##### PROVIDED DATA

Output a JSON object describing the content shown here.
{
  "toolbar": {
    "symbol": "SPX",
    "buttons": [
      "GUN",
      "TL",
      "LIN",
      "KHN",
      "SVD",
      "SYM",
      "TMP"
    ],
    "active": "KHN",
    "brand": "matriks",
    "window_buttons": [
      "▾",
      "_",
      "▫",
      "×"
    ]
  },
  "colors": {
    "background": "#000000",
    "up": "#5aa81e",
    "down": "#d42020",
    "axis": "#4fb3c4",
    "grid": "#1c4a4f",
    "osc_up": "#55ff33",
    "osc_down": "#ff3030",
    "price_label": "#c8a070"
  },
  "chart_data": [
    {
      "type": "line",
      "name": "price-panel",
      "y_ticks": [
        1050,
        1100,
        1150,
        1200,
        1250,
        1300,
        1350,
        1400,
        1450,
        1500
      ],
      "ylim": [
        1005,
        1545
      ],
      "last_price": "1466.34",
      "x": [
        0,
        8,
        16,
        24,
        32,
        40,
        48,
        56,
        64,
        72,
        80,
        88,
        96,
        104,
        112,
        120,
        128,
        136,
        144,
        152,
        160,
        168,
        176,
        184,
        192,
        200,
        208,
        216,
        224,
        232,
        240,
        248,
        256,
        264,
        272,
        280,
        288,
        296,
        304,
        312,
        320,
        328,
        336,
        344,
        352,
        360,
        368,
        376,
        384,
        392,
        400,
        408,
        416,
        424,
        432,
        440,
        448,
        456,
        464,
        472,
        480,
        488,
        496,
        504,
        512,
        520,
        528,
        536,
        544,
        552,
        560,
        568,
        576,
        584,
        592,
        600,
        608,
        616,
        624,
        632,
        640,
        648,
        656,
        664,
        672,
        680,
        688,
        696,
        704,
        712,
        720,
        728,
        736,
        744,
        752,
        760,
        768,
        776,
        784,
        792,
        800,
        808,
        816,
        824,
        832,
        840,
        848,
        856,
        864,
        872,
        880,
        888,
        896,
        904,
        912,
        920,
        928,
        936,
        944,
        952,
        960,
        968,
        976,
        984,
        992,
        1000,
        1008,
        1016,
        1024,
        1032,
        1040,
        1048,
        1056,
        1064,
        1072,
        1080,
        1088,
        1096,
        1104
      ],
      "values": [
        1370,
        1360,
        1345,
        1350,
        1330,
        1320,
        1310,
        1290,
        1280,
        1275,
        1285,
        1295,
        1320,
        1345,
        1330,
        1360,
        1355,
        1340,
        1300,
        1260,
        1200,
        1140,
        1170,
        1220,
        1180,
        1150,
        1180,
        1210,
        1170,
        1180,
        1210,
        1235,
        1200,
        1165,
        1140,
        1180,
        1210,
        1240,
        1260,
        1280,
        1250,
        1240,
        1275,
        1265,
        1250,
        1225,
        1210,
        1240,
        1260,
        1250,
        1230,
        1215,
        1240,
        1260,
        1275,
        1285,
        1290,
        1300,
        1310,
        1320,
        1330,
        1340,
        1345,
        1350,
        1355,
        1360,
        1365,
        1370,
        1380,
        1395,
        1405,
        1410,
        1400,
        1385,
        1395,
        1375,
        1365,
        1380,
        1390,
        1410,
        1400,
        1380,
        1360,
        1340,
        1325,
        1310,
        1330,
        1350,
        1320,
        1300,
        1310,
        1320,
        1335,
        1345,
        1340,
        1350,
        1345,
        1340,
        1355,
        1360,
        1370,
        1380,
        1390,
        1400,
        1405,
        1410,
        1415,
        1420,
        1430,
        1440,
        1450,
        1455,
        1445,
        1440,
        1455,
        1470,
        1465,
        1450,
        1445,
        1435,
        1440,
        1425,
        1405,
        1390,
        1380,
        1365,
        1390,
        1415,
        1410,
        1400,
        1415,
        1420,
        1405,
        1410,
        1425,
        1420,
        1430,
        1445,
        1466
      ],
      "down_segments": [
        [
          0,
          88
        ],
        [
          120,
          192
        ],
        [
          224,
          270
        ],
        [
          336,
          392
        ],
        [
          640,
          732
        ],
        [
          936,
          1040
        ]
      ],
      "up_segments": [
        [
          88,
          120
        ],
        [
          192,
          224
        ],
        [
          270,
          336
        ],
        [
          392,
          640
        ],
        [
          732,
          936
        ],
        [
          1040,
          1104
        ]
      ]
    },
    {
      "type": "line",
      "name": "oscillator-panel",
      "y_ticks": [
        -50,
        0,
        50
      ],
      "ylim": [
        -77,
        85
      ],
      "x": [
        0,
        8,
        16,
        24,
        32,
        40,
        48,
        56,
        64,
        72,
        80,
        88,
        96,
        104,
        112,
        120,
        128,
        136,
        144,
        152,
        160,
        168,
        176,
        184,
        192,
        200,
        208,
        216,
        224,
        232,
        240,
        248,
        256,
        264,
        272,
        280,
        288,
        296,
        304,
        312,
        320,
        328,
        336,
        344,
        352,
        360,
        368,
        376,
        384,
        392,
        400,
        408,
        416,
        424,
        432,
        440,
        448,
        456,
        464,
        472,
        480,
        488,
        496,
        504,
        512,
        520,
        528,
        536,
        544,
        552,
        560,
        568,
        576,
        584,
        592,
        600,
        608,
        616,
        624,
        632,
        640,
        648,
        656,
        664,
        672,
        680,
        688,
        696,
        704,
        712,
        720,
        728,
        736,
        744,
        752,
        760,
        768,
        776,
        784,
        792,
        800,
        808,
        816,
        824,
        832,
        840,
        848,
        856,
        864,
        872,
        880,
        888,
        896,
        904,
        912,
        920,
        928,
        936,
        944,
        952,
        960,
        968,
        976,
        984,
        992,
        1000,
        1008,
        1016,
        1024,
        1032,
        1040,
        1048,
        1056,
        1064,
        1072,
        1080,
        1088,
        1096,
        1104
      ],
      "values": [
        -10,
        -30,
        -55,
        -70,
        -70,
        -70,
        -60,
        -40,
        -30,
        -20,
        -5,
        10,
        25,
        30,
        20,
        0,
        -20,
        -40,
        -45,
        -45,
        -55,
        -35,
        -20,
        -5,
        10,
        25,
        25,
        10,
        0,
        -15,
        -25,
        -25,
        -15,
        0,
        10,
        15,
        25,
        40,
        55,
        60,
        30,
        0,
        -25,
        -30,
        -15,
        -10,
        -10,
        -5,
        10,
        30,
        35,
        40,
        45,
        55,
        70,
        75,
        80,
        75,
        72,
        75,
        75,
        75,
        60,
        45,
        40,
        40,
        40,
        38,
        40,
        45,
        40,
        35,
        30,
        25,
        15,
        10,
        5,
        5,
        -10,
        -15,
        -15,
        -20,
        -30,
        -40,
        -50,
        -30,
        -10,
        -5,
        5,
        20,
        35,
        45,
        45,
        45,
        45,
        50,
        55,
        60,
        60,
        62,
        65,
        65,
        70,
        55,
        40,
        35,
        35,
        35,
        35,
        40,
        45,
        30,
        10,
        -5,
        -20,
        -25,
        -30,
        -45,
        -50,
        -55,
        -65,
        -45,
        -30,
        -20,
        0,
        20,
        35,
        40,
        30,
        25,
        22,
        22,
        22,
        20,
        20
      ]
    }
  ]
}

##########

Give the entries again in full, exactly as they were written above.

Output a JSON object describing the content shown here.
{
  "toolbar": {
    "symbol": "SPX",
    "buttons": [
      "GUN",
      "TL",
      "LIN",
      "KHN",
      "SVD",
      "SYM",
      "TMP"
    ],
    "active": "KHN",
    "brand": "matriks",
    "window_buttons": [
      "▾",
      "_",
      "▫",
      "×"
    ]
  },
  "colors": {
    "background": "#000000",
    "up": "#5aa81e",
    "down": "#d42020",
    "axis": "#4fb3c4",
    "grid": "#1c4a4f",
    "osc_up": "#55ff33",
    "osc_down": "#ff3030",
    "price_label": "#c8a070"
  },
  "chart_data": [
    {
      "type": "line",
      "name": "price-panel",
      "y_ticks": [
        1050,
        1100,
        1150,
        1200,
        1250,
        1300,
        1350,
        1400,
        1450,
        1500
      ],
      "ylim": [
        1005,
        1545
      ],
      "last_price": "1466.34",
      "x": [
        0,
        8,
        16,
        24,
        32,
        40,
        48,
        56,
        64,
        72,
        80,
        88,
        96,
        104,
        112,
        120,
        128,
        136,
        144,
        152,
        160,
        168,
        176,
        184,
        192,
        200,
        208,
        216,
        224,
        232,
        240,
        248,
        256,
        264,
        272,
        280,
        288,
        296,
        304,
        312,
        320,
        328,
        336,
        344,
        352,
        360,
        368,
        376,
        384,
        392,
        400,
        408,
        416,
        424,
        432,
        440,
        448,
        456,
        464,
        472,
        480,
        488,
        496,
        504,
        512,
        520,
        528,
        536,
        544,
        552,
        560,
        568,
        576,
        584,
        592,
        600,
        608,
        616,
        624,
        632,
        640,
        648,
        656,
        664,
        672,
        680,
        688,
        696,
        704,
        712,
        720,
        728,
        736,
        744,
        752,
        760,
        768,
        776,
        784,
        792,
        800,
        808,
        816,
        824,
        832,
        840,
        848,
        856,
        864,
        872,
        880,
        888,
        896,
        904,
        912,
        920,
        928,
        936,
        944,
        952,
        960,
        968,
        976,
        984,
        992,
        1000,
        1008,
        1016,
        1024,
        1032,
        1040,
        1048,
        1056,
        1064,
        1072,
        1080,
        1088,
        1096,
        1104
      ],
      "values": [
        1370,
        1360,
        1345,
        1350,
        1330,
        1320,
        1310,
        1290,
        1280,
        1275,
        1285,
        1295,
        1320,
        1345,
        1330,
        1360,
        1355,
        1340,
        1300,
        1260,
        1200,
        1140,
        1170,
        1220,
        1180,
        1150,
        1180,
        1210,
        1170,
        1180,
        1210,
        1235,
        1200,
        1165,
        1140,
        1180,
        1210,
        1240,
        1260,
        1280,
        1250,
        1240,
        1275,
        1265,
        1250,
        1225,
        1210,
        1240,
        1260,
        1250,
        1230,
        1215,
        1240,
        1260,
        1275,
        1285,
        1290,
        1300,
        1310,
        1320,
        1330,
        1340,
        1345,
        1350,
        1355,
        1360,
        1365,
        1370,
        1380,
        1395,
        1405,
        1410,
        1400,
        1385,
        1395,
        1375,
        1365,
        1380,
        1390,
        1410,
        1400,
        1380,
        1360,
        1340,
        1325,
        1310,
        1330,
        1350,
        1320,
        1300,
        1310,
        1320,
        1335,
        1345,
        1340,
        1350,
        1345,
        1340,
        1355,
        1360,
        1370,
        1380,
        1390,
        1400,
        1405,
        1410,
        1415,
        1420,
        1430,
        1440,
        1450,
        1455,
        1445,
        1440,
        1455,
        1470,
        1465,
        1450,
        1445,
        1435,
        1440,
        1425,
        1405,
        1390,
        1380,
        1365,
        1390,
        1415,
        1410,
        1400,
        1415,
        1420,
        1405,
        1410,
        1425,
        1420,
        1430,
        1445,
        1466
      ],
      "down_segments": [
        [
          0,
          88
        ],
        [
          120,
          192
        ],
        [
          224,
          270
        ],
        [
          336,
          392
        ],
        [
          640,
          732
        ],
        [
          936,
          1040
        ]
      ],
      "up_segments": [
        [
          88,
          120
        ],
        [
          192,
          224
        ],
        [
          270,
          336
        ],
        [
          392,
          640
        ],
        [
          732,
          936
        ],
        [
          1040,
          1104
        ]
      ]
    },
    {
      "type": "line",
      "name": "oscillator-panel",
      "y_ticks": [
        -50,
        0,
        50
      ],
      "ylim": [
        -77,
        85
      ],
      "x": [
        0,
        8,
        16,
        24,
        32,
        40,
        48,
        56,
        64,
        72,
        80,
        88,
        96,
        104,
        112,
        120,
        128,
        136,
        144,
        152,
        160,
        168,
        176,
        184,
        192,
        200,
        208,
        216,
        224,
        232,
        240,
        248,
        256,
        264,
        272,
        280,
        288,
        296,
        304,
        312,
        320,
        328,
        336,
        344,
        352,
        360,
        368,
        376,
        384,
        392,
        400,
        408,
        416,
        424,
        432,
        440,
        448,
        456,
        464,
        472,
        480,
        488,
        496,
        504,
        512,
        520,
        528,
        536,
        544,
        552,
        560,
        568,
        576,
        584,
        592,
        600,
        608,
        616,
        624,
        632,
        640,
        648,
        656,
        664,
        672,
        680,
        688,
        696,
        704,
        712,
        720,
        728,
        736,
        744,
        752,
        760,
        768,
        776,
        784,
        792,
        800,
        808,
        816,
        824,
        832,
        840,
        848,
        856,
        864,
        872,
        880,
        888,
        896,
        904,
        912,
        920,
        928,
        936,
        944,
        952,
        960,
        968,
        976,
        984,
        992,
        1000,
        1008,
        1016,
        1024,
        1032,
        1040,
        1048,
        1056,
        1064,
        1072,
        1080,
        1088,
        1096,
        1104
      ],
      "values": [
        -10,
        -30,
        -55,
        -70,
        -70,
        -70,
        -60,
        -40,
        -30,
        -20,
        -5,
        10,
        25,
        30,
        20,
        0,
        -20,
        -40,
        -45,
        -45,
        -55,
        -35,
        -20,
        -5,
        10,
        25,
        25,
        10,
        0,
        -15,
        -25,
        -25,
        -15,
        0,
        10,
        15,
        25,
        40,
        55,
        60,
        30,
        0,
        -25,
        -30,
        -15,
        -10,
        -10,
        -5,
        10,
        30,
        35,
        40,
        45,
        55,
        70,
        75,
        80,
        75,
        72,
        75,
        75,
        75,
        60,
        45,
        40,
        40,
        40,
        38,
        40,
        45,
        40,
        35,
        30,
        25,
        15,
        10,
        5,
        5,
        -10,
        -15,
        -15,
        -20,
        -30,
        -40,
        -50,
        -30,
        -10,
        -5,
        5,
        20,
        35,
        45,
        45,
        45,
        45,
        50,
        55,
        60,
        60,
        62,
        65,
        65,
        70,
        55,
        40,
        35,
        35,
        35,
        35,
        40,
        45,
        30,
        10,
        -5,
        -20,
        -25,
        -30,
        -45,
        -50,
        -55,
        -65,
        -45,
        -30,
        -20,
        0,
        20,
        35,
        40,
        30,
        25,
        22,
        22,
        22,
        20,
        20
      ]
    }
  ]
}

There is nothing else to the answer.